This can simply be picking a framework with well defined principals and practicies. Writing out documentaion and explaining every step is draining. Strongly defined and documented frameworks do all the work for you and can accellerate development for the junior and more senior engineer alike.
Redirect, Don’t Quench
Steering a team of engineers is like managing a collection of fires. While in nature the worst thing, as we’ve seen in recent years, is a forest fire. However, when strategically planned, fires are a great way to clear ground and create the path we want. Engineers are similar with the code we write, we build applications to push society forward to an endgoal.
So it is important to manage how you direct the engineers you’re leading so that their fire or passions aren’t put out. Instead, steered in the right direction. This could be something as simple as choosing better approaches in communication, or pulling them aside to give them critical feedback appropriately.
Give Appropriate Leeway
It’s important for engineers to have the freedom to move fast, and with some level of automony. However, that must be earned as well. There are some engineers that may not be capable of visualizing the complete archtectual picture, but in pieces, they can move swiftly and efficiently. It’s important to give them some leeway.

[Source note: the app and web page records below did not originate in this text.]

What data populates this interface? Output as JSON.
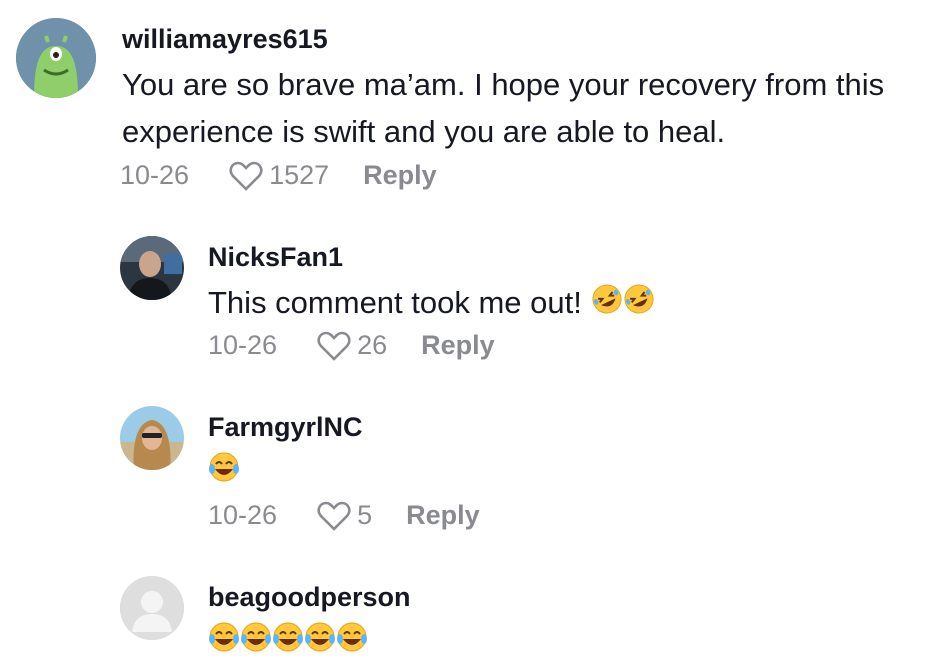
{
  "comments": [
    {
      "username": "williamayres615",
      "text_lines": [
        "You are so brave ma’am. I hope your recovery from this",
        "experience is swift and you are able to heal."
      ],
      "date": "10-26",
      "likes": "1527",
      "reply_label": "Reply"
    },
    {
      "username": "NicksFan1",
      "text": "This comment took me out!",
      "emojis": [
        "rolling-on-floor-laughing",
        "rolling-on-floor-laughing"
      ],
      "date": "10-26",
      "likes": "26",
      "reply_label": "Reply"
    },
    {
      "username": "FarmgyrlNC",
      "emojis": [
        "face-with-tears-of-joy"
      ],
      "date": "10-26",
      "likes": "5",
      "reply_label": "Reply"
    },
    {
      "username": "beagoodperson",
      "emojis": [
        "face-with-tears-of-joy",
        "face-with-tears-of-joy",
        "face-with-tears-of-joy",
        "face-with-tears-of-joy",
        "face-with-tears-of-joy"
      ]
    }
  ],
  "colors": {
    "text": "#161823",
    "meta": "#8a8b91",
    "emoji": "#ffc83d"
  }
}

However, for those more inexperiences and less capable. You need to tighten the rains. This isn’t because you don’t beleive in them, but because it is what’s best for that person. The worst thing in any organization is someone less experienced having too much freedom and leeway. Majority of the time, because of their inexperience, they get too easily distracted and end up bloating up tasks.
The greater the task, the more stress that comes with it. Being an engineer at this level is no excemption. Taking the time to review yourself, and come up with ways to better yourself and those around you, is essential for everyone. As they say, to better and best position those around you, you’ll need to start with yourself first.